100 Days of Final Preparations – Part 1, by Elli O.

I’m writing this as a stand-alone article. However, if you would like to read more about our journey through the world of preparedness and our homestead, please see my previous article in the SurvivalBlog archives for November 26-27, 2019. As a follow-up I am writing this to explain what we have done just in the past 100 days and how the global pandemic and possible near-future economical collapse has impacted us and our preparations. 100 DAYS OF FINAL PREPARATIONS For as long as I can remember, I have always had a mindset of preparedness, partly because of my background as …




Knives Under $50 That I Love – Part 2, by The Novice

(Continued from Patrt 1. This concludes the article.) The Mini Survival Kit Since I mentioned the mini survival kit, I will tell you more about it. It is easy throw into any pack or game pocket when I head outdoors. In addition to the aforementioned Opinel No. 8 knife , it contains a waterproof match case filled with waterproof matches, a ferrocerium rod with a built in compass and whistle, an extra whistle, and a half dozen or so cotton balls dabbed with Vaseline enclosed in a plastic bag. All of these things are kept in a pint sized SubZero …

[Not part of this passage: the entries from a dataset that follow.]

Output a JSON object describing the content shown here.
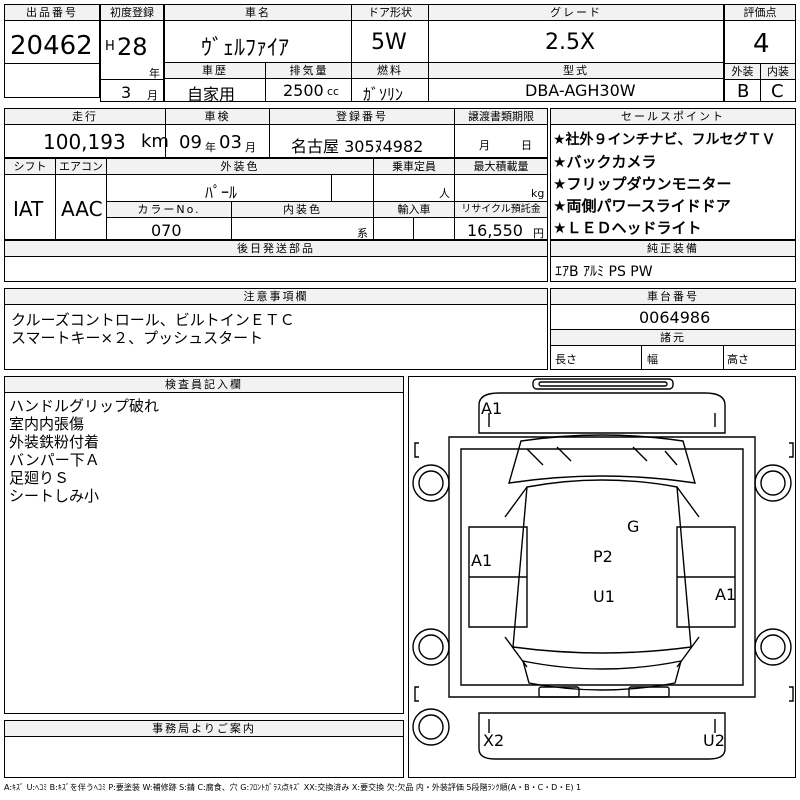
{
  "lot": {
    "label": "出品番号",
    "value": "20462"
  },
  "first_reg": {
    "label": "初度登録",
    "era": "H",
    "year": "28",
    "year_unit": "年",
    "month": "3",
    "month_unit": "月"
  },
  "car_name": {
    "label": "車名",
    "value": "ｳﾞｪﾙﾌｧｲｱ"
  },
  "door": {
    "label": "ドア形状",
    "value": "5W"
  },
  "grade": {
    "label": "グレード",
    "value": "2.5X"
  },
  "score": {
    "label": "評価点",
    "value": "4"
  },
  "history": {
    "label": "車歴",
    "value": "自家用"
  },
  "displacement": {
    "label": "排気量",
    "value": "2500",
    "unit": "cc"
  },
  "fuel": {
    "label": "燃料",
    "value": "ｶﾞｿﾘﾝ"
  },
  "model": {
    "label": "型式",
    "value": "DBA-AGH30W"
  },
  "ext_grade": {
    "label": "外装",
    "value": "B"
  },
  "int_grade": {
    "label": "内装",
    "value": "C"
  },
  "mileage": {
    "label": "走行",
    "value": "100,193",
    "unit": "km"
  },
  "inspection": {
    "label": "車検",
    "year": "09",
    "year_unit": "年",
    "month": "03",
    "month_unit": "月"
  },
  "plate": {
    "label": "登録番号",
    "value": "名古屋 305ﾇ4982"
  },
  "transfer": {
    "label": "譲渡書類期限",
    "month_unit": "月",
    "day_unit": "日"
  },
  "sales_points": {
    "label": "セールスポイント",
    "items": [
      "★社外９インチナビ、フルセグＴＶ",
      "★バックカメラ",
      "★フリップダウンモニター",
      "★両側パワースライドドア",
      "★ＬＥＤヘッドライト"
    ]
  },
  "shift": {
    "label": "シフト",
    "value": "IAT"
  },
  "aircon": {
    "label": "エアコン",
    "value": "AAC"
  },
  "ext_color": {
    "label": "外装色",
    "value": "ﾊﾟｰﾙ"
  },
  "capacity": {
    "label": "乗車定員",
    "unit": "人"
  },
  "max_load": {
    "label": "最大積載量",
    "unit": "kg"
  },
  "color_no": {
    "label": "カラーNo.",
    "value": "070"
  },
  "int_color": {
    "label": "内装色",
    "unit": "系"
  },
  "import": {
    "label": "輸入車"
  },
  "recycle": {
    "label": "リサイクル預託金",
    "value": "16,550",
    "unit": "円"
  },
  "parts": {
    "label": "後日発送部品"
  },
  "equipment": {
    "label": "純正装備",
    "value": "ｴｱB ｱﾙﾐ PS PW"
  },
  "notes": {
    "label": "注意事項欄",
    "lines": [
      "クルーズコントロール、ビルトインＥＴＣ",
      "スマートキー×２、プッシュスタート"
    ]
  },
  "chassis": {
    "label": "車台番号",
    "value": "0064986"
  },
  "dims": {
    "label": "諸元",
    "length": "長さ",
    "width": "幅",
    "height": "高さ"
  },
  "inspector": {
    "label": "検査員記入欄",
    "lines": [
      "ハンドルグリップ破れ",
      "室内内張傷",
      "外装鉄粉付着",
      "バンパー下Ａ",
      "足廻りＳ",
      "シートしみ小"
    ]
  },
  "office": {
    "label": "事務局よりご案内"
  },
  "diagram_marks": {
    "front": "A1",
    "left": "A1",
    "roof_g": "G",
    "roof_p": "P2",
    "roof_u": "U1",
    "right": "A1",
    "rear_left": "X2",
    "rear_right": "U2"
  },
  "legend": "A:ｷｽﾞ U:ﾍｺﾐ B:ｷｽﾞを伴うﾍｺﾐ P:要塗装 W:補修跡 S:錆 C:腐食、穴 G:ﾌﾛﾝﾄｶﾞﾗｽ点ｷｽﾞ XX:交換済み X:要交換 欠:欠品 内・外装評価 5段階ﾗﾝｸ順(A・B・C・D・E) 1"
}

Knives Under $50 That I Love – Part 1, by The Novice

The use of tools is one characteristic that distinguishes mankind from the animals. It may be true that chimpanzees will crack nuts with a stone and that some kinds of crows will use a stick to extract insects from tree bark. But when it comes to making and utilizing tools, human being operate on a level far above the most sophisticated denizens of the animal kingdom. Perhaps the most widely used tool across cultures and throughout history is the knife. From the flint knives of paleolithic tribes to the laser knives of modern neurosurgeons, knives enable us to cut things …




Propaganda and My Prepping – Part 3, by St. Funogas

(Continued from  Part 2. This concludes the article.) The other big problem I soon discovered with the Thank a Vet program is that it propagates the myth that our military keeps us free. Think back to our childhoods: riding our bikes down to the gravel pit with our Stevens Crackshot .22’s across our backs with a sling, then walking into the little grocery store afterwards to buy some penny candy and nobody calling the police or thinking anything of it. We rode on the floor in the back of the station wagon, or in the front passenger seat of the …




Propaganda and My Prepping – Part 2, by St. Funogas >> Sat. May 9 — NI

(Continued from Part 2.) Propaganda can also be very damaging to us as individuals, and especially to us as a nation. Advertising = propaganda is ultimately about controlling us. Controlling us so we’ll quit littering, or controlling us so we’ll hand over our money and buy their products instead of the competition’s, or controlling us so we won’t object when they take away more of our freedoms either in the form of raising our taxes again or by passing more laws pushing us towards a more Orwellian future that awaits us. The term Military Industrial Complex (MIC) was popularized by …